The New Jersey Supreme Court, through the Committee on the Rules of Evidence (the “Committee”) is proposing changes to the rules on admitting evidence and allowing testimony from health care professionals involved in the counseling and treatment of mental health patients. As it currently stands, New Jersey has a patchwork statutes, evidentiary rules, and agency regulations (“Current Rules”) that address privilege in the mental health setting. The Committee is looking to replace the Current Rules with one unified evidentiary rule (“Draft Rule”) that covers all mental health related communications, including the specific practitioners who are granted this privilege and when the privilege applies.
The Draft Rule confers privilege on the following professionals: psychologists; physicians (including psychiatrists); marriage counselors; family therapists; victim counselors; social workers; nurses; professional counselors; and psychoanalysts. These professionals would be able to claim privilege under most circumstances if asked to testify to any conversation with the mental health patient. In fact, the Draft Rule states that such professionals “shall claim the privilege unless otherwise instructed by the patient.” In other words, these professionals must maintain patient confidentiality unless they receive specific consent from the patient, or if an exception applies. Exceptions in the Draft Rule are similar to current privilege exceptions, and include allowing the professional to disclose information if the patient is a danger to himself or others. Patients, guardians, family members and representatives of a deceased patient may claim the privilege, but the mental health professional may not claim the privilege if the patient waives the privilege.
Although the list of professionals in the Draft Rule is thorough, the Committee should consider including emergency responders, i.e. first responders, emergency medical technicians, and paramedics. These emergency responders often record vital information on a patient’s condition and use that information to determine transport options, and they relay the information to medical facilities or other emergency personnel. Patients should feel comfortable telling these responders – in confidence – about their current mental health crisis. Allowing the patient to confide in first responders will also increase the likelihood of the patient disclosing steps he may have taken to harm himself, such as ingesting a poison.
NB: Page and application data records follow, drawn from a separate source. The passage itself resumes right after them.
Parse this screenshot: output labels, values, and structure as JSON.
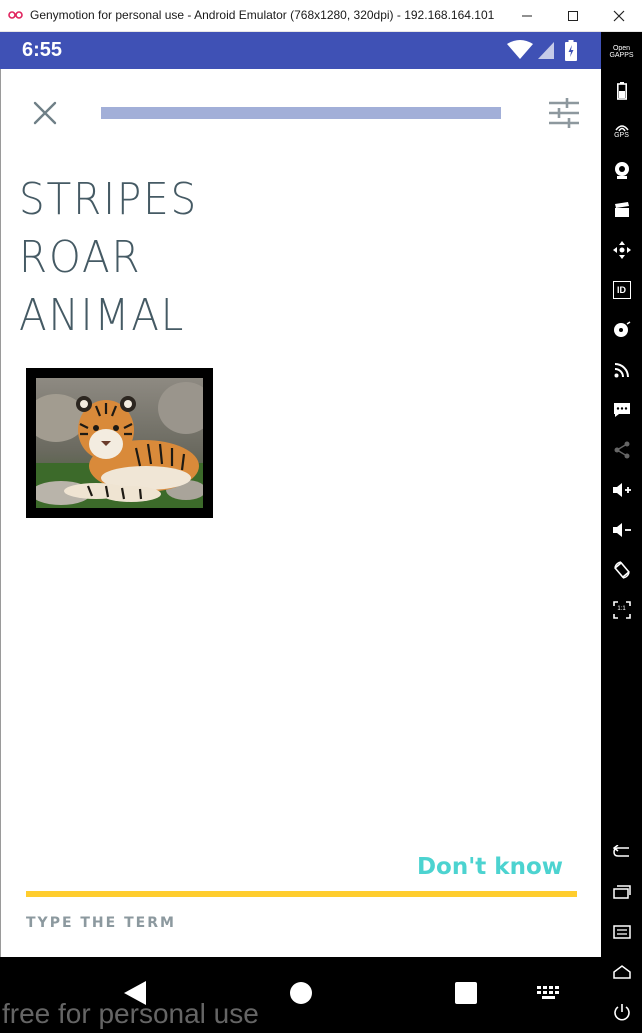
{
  "window": {
    "title": "Genymotion for personal use - Android Emulator (768x1280, 320dpi) - 192.168.164.101",
    "watermark": "free for personal use"
  },
  "status_bar": {
    "time": "6:55",
    "color": "#3f51b5",
    "icons": [
      "wifi-icon",
      "signal-icon",
      "battery-icon"
    ]
  },
  "learn": {
    "progress": 1.0,
    "terms": [
      "STRIPES",
      "ROAR",
      "ANIMAL"
    ],
    "image_subject": "tiger-cub",
    "dont_know_label": "Don't know",
    "answer_placeholder": "TYPE THE TERM",
    "colors": {
      "term_text": "#455a64",
      "progress": "#a2afd8",
      "dont_know": "#4cd3d0",
      "answer_line": "#ffcd2e"
    }
  },
  "sidebar": {
    "open_gapps_label": "Open GAPPS",
    "gps_label": "GPS",
    "id_label": "ID",
    "aspect_label": "1:1"
  },
  "nav_bar": {
    "icons": [
      "back-icon",
      "home-icon",
      "recents-icon",
      "keyboard-icon"
    ]
  }
}
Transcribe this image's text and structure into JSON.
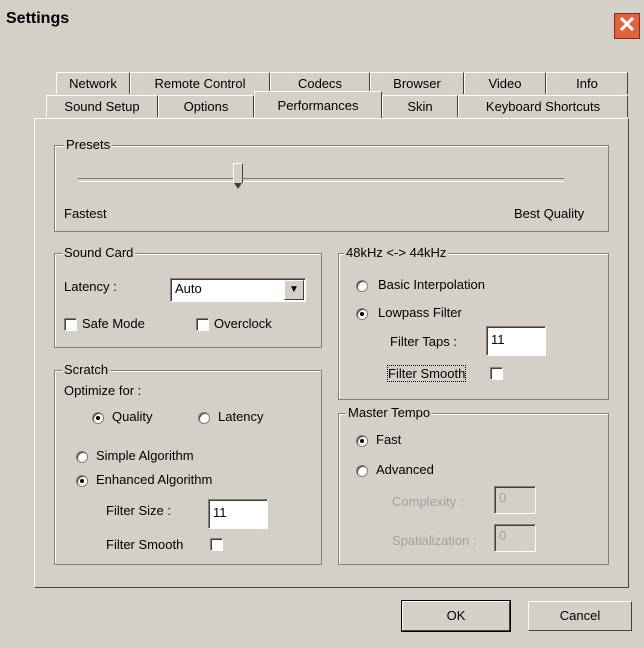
{
  "window": {
    "title": "Settings",
    "close_glyph": "✕"
  },
  "tabs_row1": [
    "Network",
    "Remote Control",
    "Codecs",
    "Browser",
    "Video",
    "Info"
  ],
  "tabs_row2": [
    "Sound Setup",
    "Options",
    "Performances",
    "Skin",
    "Keyboard Shortcuts"
  ],
  "active_tab": "Performances",
  "presets": {
    "legend": "Presets",
    "left_label": "Fastest",
    "right_label": "Best Quality",
    "slider_value": 0.33
  },
  "sound_card": {
    "legend": "Sound Card",
    "latency_label": "Latency :",
    "latency_value": "Auto",
    "safe_mode_label": "Safe Mode",
    "safe_mode_checked": false,
    "overclock_label": "Overclock",
    "overclock_checked": false
  },
  "scratch": {
    "legend": "Scratch",
    "optimize_label": "Optimize for :",
    "quality_label": "Quality",
    "latency_label": "Latency",
    "simple_label": "Simple Algorithm",
    "enhanced_label": "Enhanced Algorithm",
    "filter_size_label": "Filter Size :",
    "filter_size_value": "11",
    "filter_smooth_label": "Filter Smooth"
  },
  "resample": {
    "legend": "48kHz <-> 44kHz",
    "basic_label": "Basic Interpolation",
    "lowpass_label": "Lowpass Filter",
    "filter_taps_label": "Filter Taps :",
    "filter_taps_value": "11",
    "filter_smooth_label": "Filter Smooth"
  },
  "master_tempo": {
    "legend": "Master Tempo",
    "fast_label": "Fast",
    "advanced_label": "Advanced",
    "complexity_label": "Complexity :",
    "complexity_value": "0",
    "spatialization_label": "Spatialization :",
    "spatialization_value": "0"
  },
  "buttons": {
    "ok": "OK",
    "cancel": "Cancel"
  }
}
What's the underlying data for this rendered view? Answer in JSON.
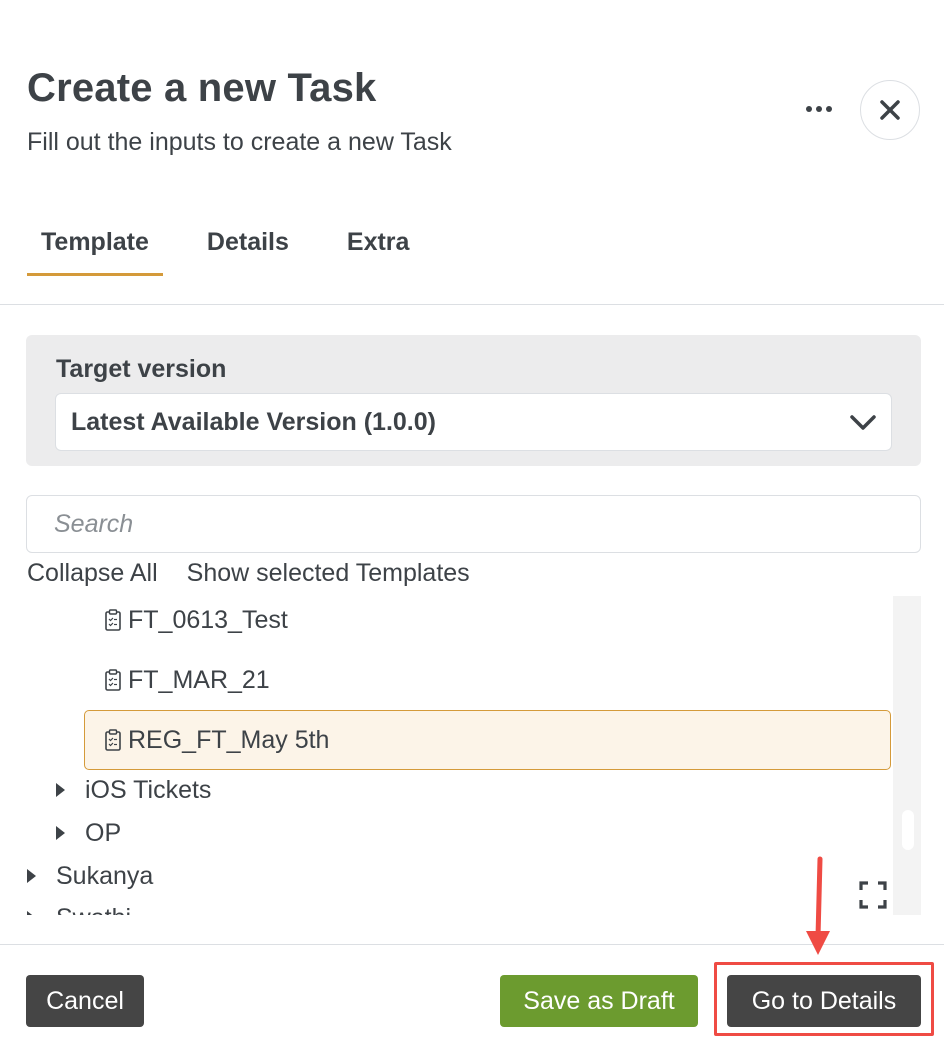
{
  "header": {
    "title": "Create a new Task",
    "subtitle": "Fill out the inputs to create a new Task",
    "more_icon": "more-horizontal-icon",
    "close_icon": "close-icon"
  },
  "tabs": [
    {
      "label": "Template",
      "active": true
    },
    {
      "label": "Details",
      "active": false
    },
    {
      "label": "Extra",
      "active": false
    }
  ],
  "version": {
    "label": "Target version",
    "selected": "Latest Available Version (1.0.0)"
  },
  "search": {
    "placeholder": "Search",
    "value": ""
  },
  "tree_actions": {
    "collapse_all": "Collapse All",
    "show_selected": "Show selected Templates"
  },
  "tree": {
    "templates": [
      {
        "label": "FT_0613_Test",
        "selected": false
      },
      {
        "label": "FT_MAR_21",
        "selected": false
      },
      {
        "label": "REG_FT_May 5th",
        "selected": true
      }
    ],
    "subfolders": [
      {
        "label": "iOS Tickets"
      },
      {
        "label": "OP"
      }
    ],
    "folders": [
      {
        "label": "Sukanya"
      },
      {
        "label": "Swathi"
      }
    ]
  },
  "footer": {
    "cancel_label": "Cancel",
    "draft_label": "Save as Draft",
    "next_label": "Go to Details"
  },
  "colors": {
    "accent": "#d49a3a",
    "text": "#3d4247",
    "draft_green": "#6c9b2f",
    "dark_button": "#454545",
    "annotation_red": "#ef4b44"
  }
}
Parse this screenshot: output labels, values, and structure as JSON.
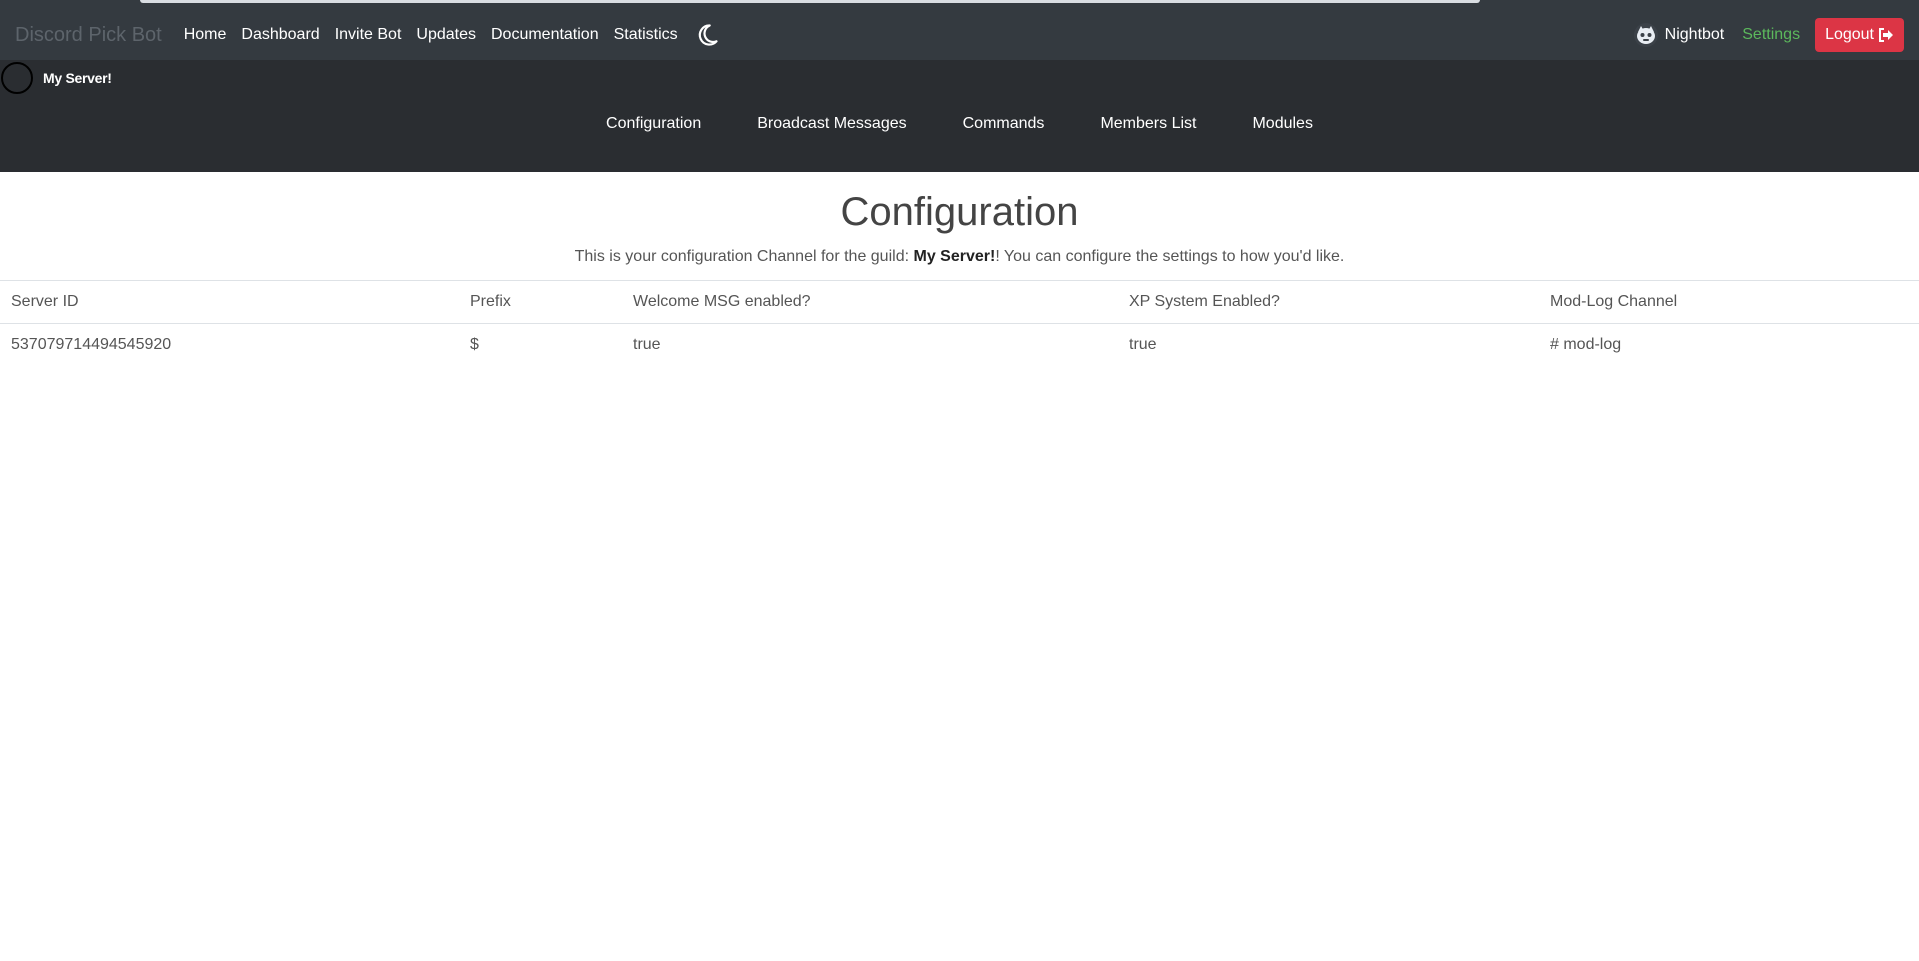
{
  "navbar": {
    "brand": "Discord Pick Bot",
    "links": [
      "Home",
      "Dashboard",
      "Invite Bot",
      "Updates",
      "Documentation",
      "Statistics"
    ],
    "theme_toggle_icon": "moon-icon",
    "user": {
      "name": "Nightbot",
      "avatar_icon": "bot-avatar-icon"
    },
    "settings_label": "Settings",
    "logout_label": "Logout",
    "logout_icon": "sign-out-icon"
  },
  "server": {
    "name": "My Server!"
  },
  "tabs": [
    "Configuration",
    "Broadcast Messages",
    "Commands",
    "Members List",
    "Modules"
  ],
  "page": {
    "title": "Configuration",
    "desc_before": "This is your configuration Channel for the guild: ",
    "desc_guild": "My Server!",
    "desc_after": "! You can configure the settings to how you'd like."
  },
  "table": {
    "headers": [
      "Server ID",
      "Prefix",
      "Welcome MSG enabled?",
      "XP System Enabled?",
      "Mod-Log Channel"
    ],
    "rows": [
      [
        "537079714494545920",
        "$",
        "true",
        "true",
        "# mod-log"
      ]
    ]
  },
  "colors": {
    "navbar_bg": "#343a40",
    "subheader_bg": "#2a2d31",
    "settings_green": "#5cb85c",
    "logout_red": "#dc3545"
  }
}
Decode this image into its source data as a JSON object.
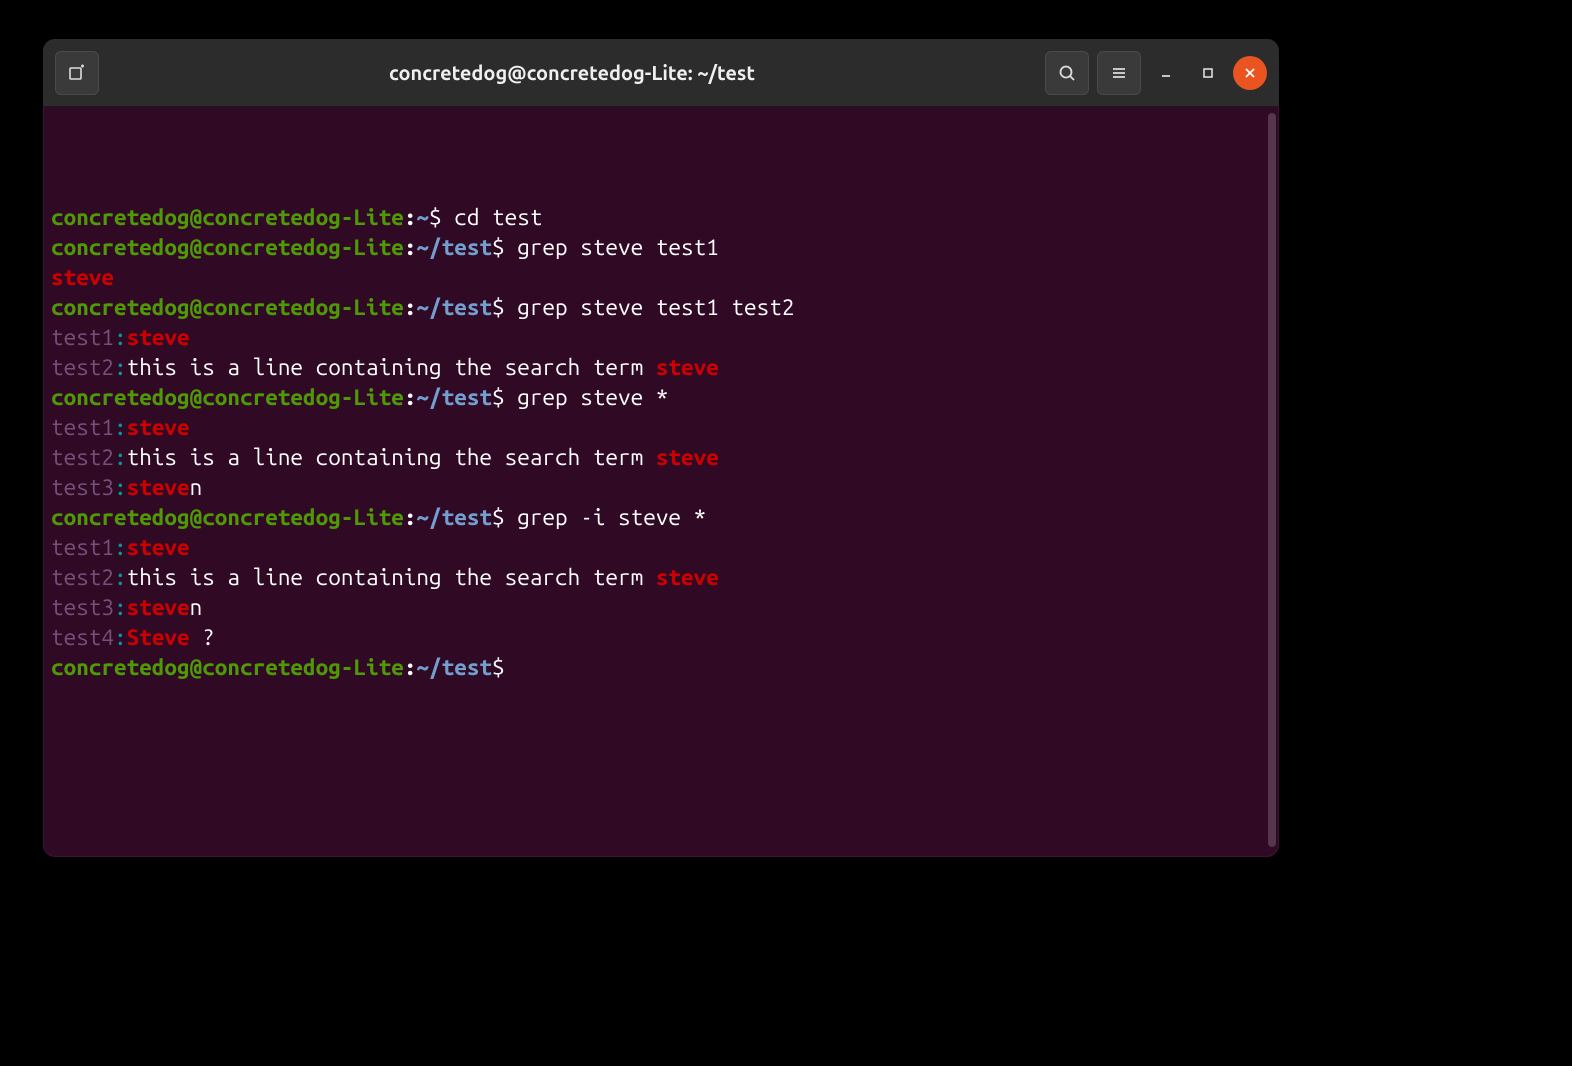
{
  "titlebar": {
    "title": "concretedog@concretedog-Lite: ~/test"
  },
  "colors": {
    "bg_terminal": "#300a24",
    "bg_titlebar": "#2c2c2c",
    "accent_close": "#e95420",
    "prompt_user": "#4e9a06",
    "prompt_path": "#729fcf",
    "grep_file": "#75507b",
    "grep_sep": "#06989a",
    "grep_match": "#cc0000"
  },
  "lines": [
    {
      "type": "cmd",
      "user": "concretedog@concretedog-Lite",
      "sep": ":",
      "path": "~",
      "dollar": "$ ",
      "command": "cd test"
    },
    {
      "type": "cmd",
      "user": "concretedog@concretedog-Lite",
      "sep": ":",
      "path": "~/test",
      "dollar": "$ ",
      "command": "grep steve test1"
    },
    {
      "type": "out",
      "segments": [
        {
          "c": "match",
          "t": "steve"
        }
      ]
    },
    {
      "type": "cmd",
      "user": "concretedog@concretedog-Lite",
      "sep": ":",
      "path": "~/test",
      "dollar": "$ ",
      "command": "grep steve test1 test2"
    },
    {
      "type": "out",
      "segments": [
        {
          "c": "filename",
          "t": "test1"
        },
        {
          "c": "cyan",
          "t": ":"
        },
        {
          "c": "match",
          "t": "steve"
        }
      ]
    },
    {
      "type": "out",
      "segments": [
        {
          "c": "filename",
          "t": "test2"
        },
        {
          "c": "cyan",
          "t": ":"
        },
        {
          "c": "txt",
          "t": "this is a line containing the search term "
        },
        {
          "c": "match",
          "t": "steve"
        }
      ]
    },
    {
      "type": "cmd",
      "user": "concretedog@concretedog-Lite",
      "sep": ":",
      "path": "~/test",
      "dollar": "$ ",
      "command": "grep steve *"
    },
    {
      "type": "out",
      "segments": [
        {
          "c": "filename",
          "t": "test1"
        },
        {
          "c": "cyan",
          "t": ":"
        },
        {
          "c": "match",
          "t": "steve"
        }
      ]
    },
    {
      "type": "out",
      "segments": [
        {
          "c": "filename",
          "t": "test2"
        },
        {
          "c": "cyan",
          "t": ":"
        },
        {
          "c": "txt",
          "t": "this is a line containing the search term "
        },
        {
          "c": "match",
          "t": "steve"
        }
      ]
    },
    {
      "type": "out",
      "segments": [
        {
          "c": "filename",
          "t": "test3"
        },
        {
          "c": "cyan",
          "t": ":"
        },
        {
          "c": "match",
          "t": "steve"
        },
        {
          "c": "txt",
          "t": "n"
        }
      ]
    },
    {
      "type": "cmd",
      "user": "concretedog@concretedog-Lite",
      "sep": ":",
      "path": "~/test",
      "dollar": "$ ",
      "command": "grep -i steve *"
    },
    {
      "type": "out",
      "segments": [
        {
          "c": "filename",
          "t": "test1"
        },
        {
          "c": "cyan",
          "t": ":"
        },
        {
          "c": "match",
          "t": "steve"
        }
      ]
    },
    {
      "type": "out",
      "segments": [
        {
          "c": "filename",
          "t": "test2"
        },
        {
          "c": "cyan",
          "t": ":"
        },
        {
          "c": "txt",
          "t": "this is a line containing the search term "
        },
        {
          "c": "match",
          "t": "steve"
        }
      ]
    },
    {
      "type": "out",
      "segments": [
        {
          "c": "filename",
          "t": "test3"
        },
        {
          "c": "cyan",
          "t": ":"
        },
        {
          "c": "match",
          "t": "steve"
        },
        {
          "c": "txt",
          "t": "n"
        }
      ]
    },
    {
      "type": "out",
      "segments": [
        {
          "c": "filename",
          "t": "test4"
        },
        {
          "c": "cyan",
          "t": ":"
        },
        {
          "c": "match",
          "t": "Steve"
        },
        {
          "c": "txt",
          "t": " ?"
        }
      ]
    },
    {
      "type": "cmd",
      "user": "concretedog@concretedog-Lite",
      "sep": ":",
      "path": "~/test",
      "dollar": "$ ",
      "command": ""
    }
  ]
}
Allowing a mental health patient to confide in first responders will also alert the responders to any danger the patient may pose to the first responders or to the public at large.
The Committee has not yet finalized the Draft Rule and is soliciting comments and opinions from the public. If you have thoughts on the mental health privilege, please share them with the Committee. The deadline for comments for the Draft Rule is June 2, 2014. More information on the Committee and submitting comments can be found here: http://www.judiciary.state.nj.us/notices/2014/n140402a.pdf
 In certain privileged conversations, such as the priest-penitent privilege, both parties hold the privilege. In that case, for example, a priest will not be forced to testify to a privileged conversation even if the penitent waives his or her own privilege.
This past Friday, the Office of the National Coordinator for Health Information Technology, in collaboration with the HHS Office for Civil Rights and HHS Office of the General Counsel, developed a HIPAA “Security Risk Assessment Tool.” The Security Risk Assessment Tool is a downloadable program that was developed to assist providers in performing HIPAA security risk assessments and determining HIPAA vulnerabilities. The program offers an easy tool for providers to (1) determine what types of safeguards are needed for their practice, (2) document whether or not they meet each standard, and (3) document why any of the safeguards are not applicable to their practice. The program is available for download on the HealthIT website at the following address: http://www.healthit.gov/providers-professionals/security-risk-assessment. There is also a helpful video on how to use the program available here: http://www.healthit.gov/providers-professionals/security-risk-assessment-videos (3rd video on the web page).
For more information on this new tool or HIPAA security, contact Matthew Redding.